#### Data to use ####

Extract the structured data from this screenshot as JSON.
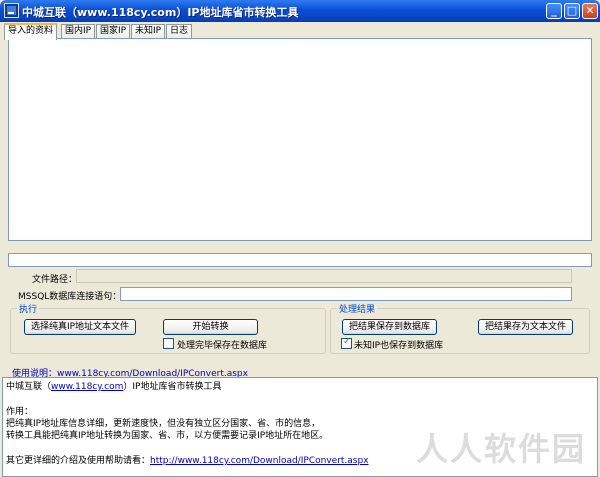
{
  "window": {
    "title": "中城互联（www.118cy.com）IP地址库省市转换工具",
    "buttons": {
      "minimize": "_",
      "maximize": "□",
      "close": "✕"
    }
  },
  "tabs": [
    {
      "label": "导入的资料",
      "active": true
    },
    {
      "label": "国内IP"
    },
    {
      "label": "国家IP"
    },
    {
      "label": "未知IP"
    },
    {
      "label": "日志"
    }
  ],
  "form": {
    "file_path_label": "文件路径：",
    "file_path_value": "",
    "mssql_label": "MSSQL数据库连接语句：",
    "mssql_value": ""
  },
  "execute_group": {
    "title": "执行",
    "select_file_button": "选择纯真IP地址文本文件",
    "start_button": "开始转换",
    "save_after_label": "处理完毕保存在数据库",
    "save_after_checked": false
  },
  "result_group": {
    "title": "处理结果",
    "save_db_button": "把结果保存到数据库",
    "save_text_button": "把结果存为文本文件",
    "unknown_ip_label": "未知IP也保存到数据库",
    "unknown_ip_checked": true
  },
  "help": {
    "prefix": "使用说明：",
    "link": "www.118cy.com/Download/IPConvert.aspx"
  },
  "info": {
    "line1_prefix": "中城互联（",
    "line1_link": "www.118cy.com",
    "line1_suffix": "）IP地址库省市转换工具",
    "purpose_heading": "作用：",
    "purpose_line1": "把纯真IP地址库信息详细，更新速度快，但没有独立区分国家、省、市的信息，",
    "purpose_line2": "转换工具能把纯真IP地址转换为国家、省、市，以方便需要记录IP地址所在地区。",
    "more_prefix": "其它更详细的介绍及使用帮助请看：",
    "more_link": "http://www.118cy.com/Download/IPConvert.aspx"
  },
  "watermark": "人人软件园"
}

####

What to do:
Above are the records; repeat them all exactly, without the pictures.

Reply to the task:
Extract the structured data from this screenshot as JSON.
{
  "window": {
    "title": "中城互联（www.118cy.com）IP地址库省市转换工具",
    "buttons": {
      "minimize": "_",
      "maximize": "□",
      "close": "✕"
    }
  },
  "tabs": [
    {
      "label": "导入的资料",
      "active": true
    },
    {
      "label": "国内IP"
    },
    {
      "label": "国家IP"
    },
    {
      "label": "未知IP"
    },
    {
      "label": "日志"
    }
  ],
  "form": {
    "file_path_label": "文件路径：",
    "file_path_value": "",
    "mssql_label": "MSSQL数据库连接语句：",
    "mssql_value": ""
  },
  "execute_group": {
    "title": "执行",
    "select_file_button": "选择纯真IP地址文本文件",
    "start_button": "开始转换",
    "save_after_label": "处理完毕保存在数据库",
    "save_after_checked": false
  },
  "result_group": {
    "title": "处理结果",
    "save_db_button": "把结果保存到数据库",
    "save_text_button": "把结果存为文本文件",
    "unknown_ip_label": "未知IP也保存到数据库",
    "unknown_ip_checked": true
  },
  "help": {
    "prefix": "使用说明：",
    "link": "www.118cy.com/Download/IPConvert.aspx"
  },
  "info": {
    "line1_prefix": "中城互联（",
    "line1_link": "www.118cy.com",
    "line1_suffix": "）IP地址库省市转换工具",
    "purpose_heading": "作用：",
    "purpose_line1": "把纯真IP地址库信息详细，更新速度快，但没有独立区分国家、省、市的信息，",
    "purpose_line2": "转换工具能把纯真IP地址转换为国家、省、市，以方便需要记录IP地址所在地区。",
    "more_prefix": "其它更详细的介绍及使用帮助请看：",
    "more_link": "http://www.118cy.com/Download/IPConvert.aspx"
  },
  "watermark": "人人软件园"
}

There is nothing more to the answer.